--- START ---
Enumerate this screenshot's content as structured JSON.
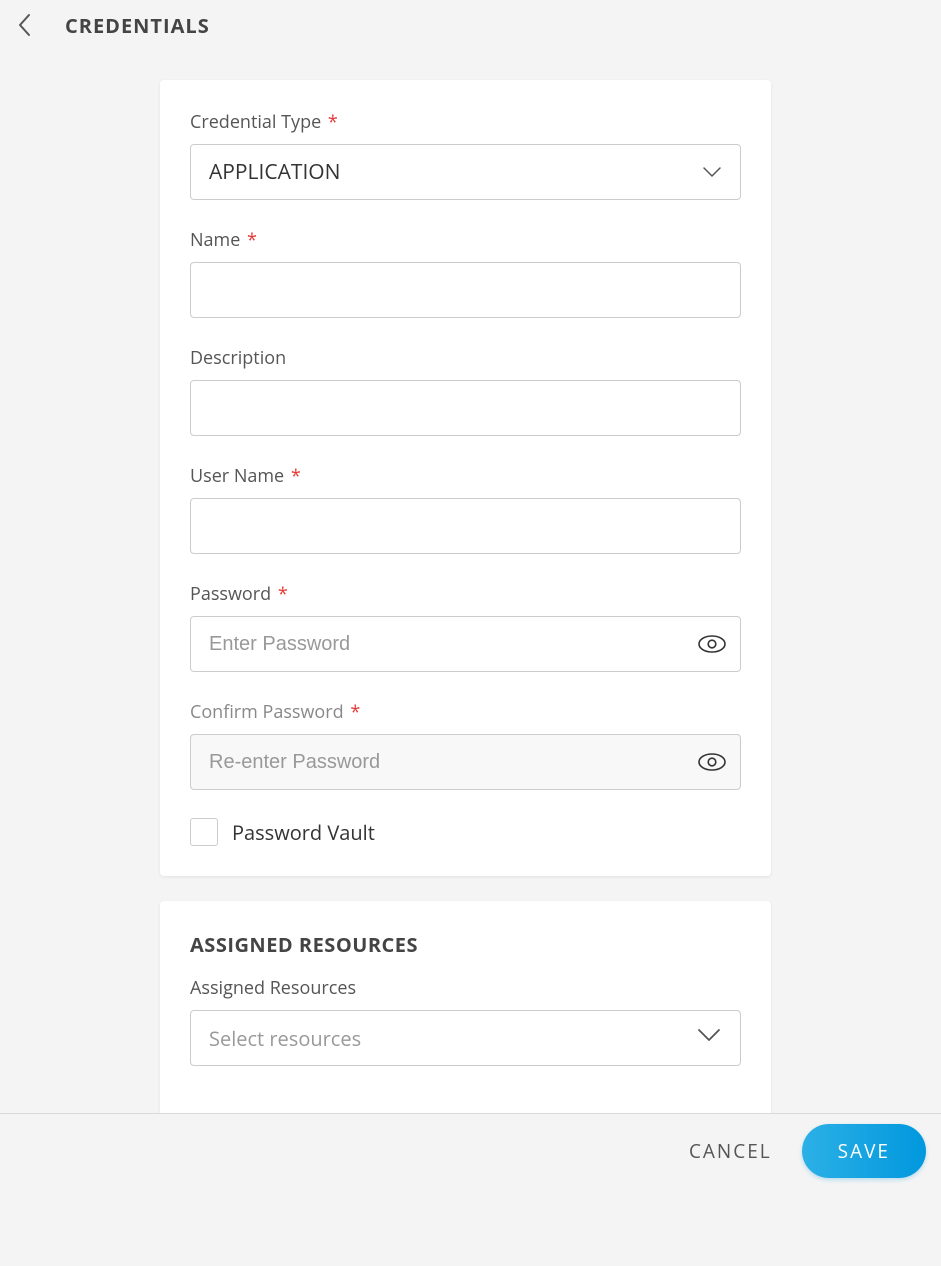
{
  "header": {
    "title": "CREDENTIALS"
  },
  "form": {
    "credential_type": {
      "label": "Credential Type",
      "required": true,
      "value": "APPLICATION"
    },
    "name": {
      "label": "Name",
      "required": true,
      "value": ""
    },
    "description": {
      "label": "Description",
      "required": false,
      "value": ""
    },
    "user_name": {
      "label": "User Name",
      "required": true,
      "value": ""
    },
    "password": {
      "label": "Password",
      "required": true,
      "value": "",
      "placeholder": "Enter Password"
    },
    "confirm_password": {
      "label": "Confirm Password",
      "required": true,
      "value": "",
      "placeholder": "Re-enter Password",
      "disabled": true
    },
    "password_vault": {
      "label": "Password Vault",
      "checked": false
    }
  },
  "resources": {
    "section_title": "ASSIGNED RESOURCES",
    "label": "Assigned Resources",
    "placeholder": "Select resources"
  },
  "footer": {
    "cancel": "CANCEL",
    "save": "SAVE"
  }
}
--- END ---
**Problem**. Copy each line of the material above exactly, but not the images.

**Reply to the task**.
Enumerate this screenshot's content as structured JSON.
{
  "header": {
    "title": "CREDENTIALS"
  },
  "form": {
    "credential_type": {
      "label": "Credential Type",
      "required": true,
      "value": "APPLICATION"
    },
    "name": {
      "label": "Name",
      "required": true,
      "value": ""
    },
    "description": {
      "label": "Description",
      "required": false,
      "value": ""
    },
    "user_name": {
      "label": "User Name",
      "required": true,
      "value": ""
    },
    "password": {
      "label": "Password",
      "required": true,
      "value": "",
      "placeholder": "Enter Password"
    },
    "confirm_password": {
      "label": "Confirm Password",
      "required": true,
      "value": "",
      "placeholder": "Re-enter Password",
      "disabled": true
    },
    "password_vault": {
      "label": "Password Vault",
      "checked": false
    }
  },
  "resources": {
    "section_title": "ASSIGNED RESOURCES",
    "label": "Assigned Resources",
    "placeholder": "Select resources"
  },
  "footer": {
    "cancel": "CANCEL",
    "save": "SAVE"
  }
}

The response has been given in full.